Many of us pray and write hopeful things. And take hopeful actions. And get things done and change the world and save lives and create inventions and discoveries. I do have faith in us.
But... but but but. Something's missing. Something's terribly wrong. I know it is, because I used to think I carried the weight of the world on my shoulders needlessly - and now I think I do it with no other choice.
I suppose that's because I'm a mother now, and I feel like I just can't let myself off the hook. I feel as if a buried speck of knowledge and ability lies somewhere within me that I am not allowing to surface. If I don't light the way into that abyss with my own feelings and emotion, how will I ever unearth it?
My old philosophy of living my joy is exactly that - it's old. I don't feel pure joy anymore in this world except when I'm with my son... And that isn't fair to him. I must not use him as my therapeutic solace. I wish to build a world for him where real joy is possible - not at the expense of barbaric wars and wasted resources. No, I can't live with all this blood on my hands. That of innocent people lost in the name of a fictitious cause... "fighting terror" and all this bullshit. The fight is the terror. The FIGHT.
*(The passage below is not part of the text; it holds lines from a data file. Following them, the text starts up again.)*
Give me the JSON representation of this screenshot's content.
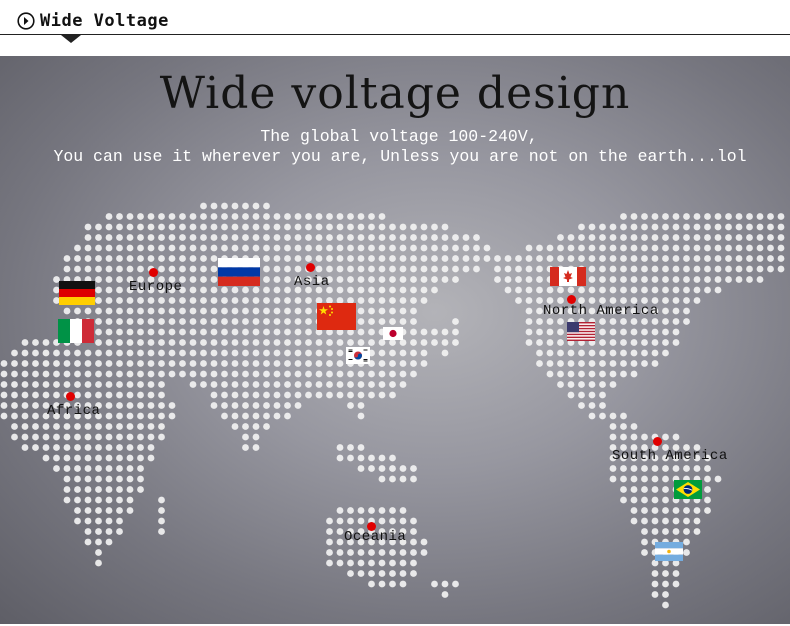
{
  "header": {
    "icon": "circle-chevron-right-icon",
    "title": "Wide Voltage"
  },
  "banner": {
    "title": "Wide voltage design",
    "subtitle_line1": "The global voltage 100-240V,",
    "subtitle_line2": "You can use it wherever you are, Unless you are not on the earth...lol"
  },
  "regions": {
    "europe": "Europe",
    "asia": "Asia",
    "africa": "Africa",
    "oceania": "Oceania",
    "north_america": "North America",
    "south_america": "South America"
  },
  "flags": [
    "germany",
    "italy",
    "russia",
    "china",
    "japan",
    "south-korea",
    "canada",
    "usa",
    "brazil",
    "argentina"
  ],
  "colors": {
    "map_dots": "#f2f2f2",
    "pin": "#e00000",
    "subtitle": "#ffffff",
    "title": "#141414"
  }
}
We stick play swords in our kids' hands and let them pretend to stab each other. We buy them plastic guns and let them shoot each other as they run through the park, shouting "I'm gonna kill you!"
I know this observation isn't a new one, and it goes right along with my usual status-paragraph complaints. I just want to reaffirm it to myself - to challenge myself to raise my son with perspective, with awareness. To speak to him realistically about the effects of violence. To not instill in him that it is something in our nature. It may have been so in the past, as a means of survival; but it need not be so now.
Unfortunately my ideal doesn't sit with the real "now." Sure there are statistics for how less violent and poverty-stricken the world is now than in the past. But that doesn't mean it ISN'T violent and poverty-stricken. And I think it's a shame that it is, considering all of our evolutionary advancements. It's a shame that huge wars are waged for the sake of questionable motives. It's a shame that there are stories and explanations and wool over everyone's eyes. It's a shame that we aren't able to solve our problems. Put as simply as I can - I think it's a damn shame.
So I am challenging myself to think differently. Think of what hasn't occurred to me yet. Think of what I've been missing.
There isn't really a simple answer. Or is there? Is it just staring me in the face, a quantum degree away? What is real power? Do we possess it? How can we harness it? How can it have any effect? Here are my rhetorical questions again. Well, Yanika. Start thinking.
They say that overthinking is useless and even dangerous... I've definitely over-thought before to the point of feeling stagnated, or to taking unnecessary action...
But to think differently isn't to think too much. It's literally that - different. It's different. What does that mean? I think it is both forgiving and holding evil accountable at the same time. It's acknowledging what's wrong, not bypassing it with explanations and theories. It's.... Oh I don't know. It's beyond words. It's a simple prayer, it's a rhythmic heartbeat. It's a dying star inside a supermassive black hole inside a supernova birthing a new star. It's truth. And indeed it's out there somewhere. All the way out there, right in here. *points to brain*
I hope I can get nearer to it. Create it if I must.
"Our world is in crisis because of the absence of consciousness. And so to whatever degree any one of us, can bring back a small piece of the picture and contribute it to the building of the new paradigm, then we participate in the redemption of the human spirit, and that after all is what it's really all about."
Last.fm Music Profile
Alex Chemer Photography (my father)
Vera Rey Fine Art